A: Technically, the sorting hat chooses the house, but you can make a request if you want them to be together. Keep in mind that kids in the same grade will be in the same classes, and kids of the same gender will be in the same dorm, so they would be together 24/7 if they are in the same HOUSE. House sorting is different from classes. Every day, there is usually one "House" activity, and the houses are mixed-age groups (like Quidditch). Even the very best of friends sometimes need a break from each other. Also, sorting two buddies who are in the same grade and dorm into different houses encourages them to make other friends so they're not only hanging out with just one person they already knew. The camp is small enough that by the end of the week, pretty much everybody knows pretty much everybody else! But I have seen it happen occasionally that two friends who come together, are in the same dorm and the same classes and the same House try to isolate themselves from everybody else. I think it depends on the kids. Again, this is a small camp and there are all-camp games and activities that engage all campers.

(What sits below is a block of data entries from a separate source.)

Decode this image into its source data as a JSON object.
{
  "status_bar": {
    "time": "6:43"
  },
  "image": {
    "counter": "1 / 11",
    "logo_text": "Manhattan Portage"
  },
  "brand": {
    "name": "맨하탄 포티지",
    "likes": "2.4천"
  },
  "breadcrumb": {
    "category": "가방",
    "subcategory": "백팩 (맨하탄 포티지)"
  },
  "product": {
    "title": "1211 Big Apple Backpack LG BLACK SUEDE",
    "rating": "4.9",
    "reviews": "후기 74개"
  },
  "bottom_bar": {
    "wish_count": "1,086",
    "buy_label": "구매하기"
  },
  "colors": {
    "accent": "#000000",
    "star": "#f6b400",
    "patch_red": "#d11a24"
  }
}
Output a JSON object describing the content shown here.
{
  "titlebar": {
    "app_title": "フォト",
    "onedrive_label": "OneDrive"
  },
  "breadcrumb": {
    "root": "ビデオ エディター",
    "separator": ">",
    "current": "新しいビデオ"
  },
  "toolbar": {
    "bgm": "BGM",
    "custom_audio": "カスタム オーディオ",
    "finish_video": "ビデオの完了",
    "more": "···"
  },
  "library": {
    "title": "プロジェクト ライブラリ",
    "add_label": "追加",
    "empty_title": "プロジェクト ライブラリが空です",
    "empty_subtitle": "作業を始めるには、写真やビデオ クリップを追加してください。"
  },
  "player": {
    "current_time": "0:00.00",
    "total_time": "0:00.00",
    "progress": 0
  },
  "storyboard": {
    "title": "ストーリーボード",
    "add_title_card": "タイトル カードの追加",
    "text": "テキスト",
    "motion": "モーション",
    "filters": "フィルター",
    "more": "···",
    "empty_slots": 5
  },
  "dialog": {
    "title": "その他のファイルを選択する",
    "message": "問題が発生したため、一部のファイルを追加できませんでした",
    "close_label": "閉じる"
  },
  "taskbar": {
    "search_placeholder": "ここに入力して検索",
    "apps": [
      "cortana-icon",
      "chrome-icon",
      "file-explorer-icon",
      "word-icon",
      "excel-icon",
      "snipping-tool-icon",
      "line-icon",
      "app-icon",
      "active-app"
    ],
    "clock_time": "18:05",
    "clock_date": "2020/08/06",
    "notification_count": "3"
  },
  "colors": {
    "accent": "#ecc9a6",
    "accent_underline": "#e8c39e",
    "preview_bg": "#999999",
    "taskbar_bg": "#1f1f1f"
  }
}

Q: How much of each day is spent on the academic sessions you offer?
A: Most of the "academic" sessions are part of the wizarding world, and contextualized as such. By that, I mean, for example, that the creative writing class might be working on letters to a fantasy creature that has invaded the camp, or writing dream poetry to appease a sleepless force, or writing a story that a ghost (like nearly-headless Nick) whispers to them. The "Potions" class might be using simple chemistry to create a potion that reacts with a magical solution to calm a forest spirit, or devising a truth serum for a (guest artist) thief who has stolen a mojo bag, or a Prefect who brought a Boggart in a box, etc. (These are all real examples from past dramas.) Hour-long classes typically go from 9:30 am to noon, and 1-3, and from 4-5:30. Those classes are attended by age group "grades" and then in the evening we typically have a "Wizard's choice" activity which is a group of special classes that the kids sign up for.
Q: Can kids choose which ones they participate in?
A: The campers sign up for Wizard's Choice, otherwise they attend classes on a class schedule. No one is forced to participate, however.
Q: Are there any other expenses other than registration for the week, such as snacks, extra activities, calls home?
A: Everything is included in the fee except for optional things: camp T-shirt, camp yearbook, joke shop funds. We provide healthy snacks that are available free to all campers at all times, so it is not necessary to send snacks, although some kids do bring snacks. We have found that having snacks in the dorms encourages mice (camp is in the woods, after all) so we strictly lock up snacks in a plastic bin. The healthy snacks are available in the great hall (Singing Bird) and typically include granola bars, carrots/celery/ranch dip, fruit, chex mix, etc. Candy is available in the joke shop but we try not to hand out candy as a snack. Besides breakfast, lunch and dinner, we also schedule and provide an afternoon snack "cauldron", and a late evening snack "bed lunch". If that seems like the kids are eating all day, please believe me that they are busy enough during the day to work up an appetite pretty much any time.
Any child can call home any time, using the camp phone. Electronic devices, including cell phones, are not allowed at camp. There is no charge to call home, of course, and parents can call their child at any time. Meals tend to be the best time to call (or to request that a child call home) because campers are otherwise in classes at a variety of locations on campus.
Please let me know if I can provide any additional information! Thanks for your interest and your excellent questions.
Frogwarts School of Wizardry headmistress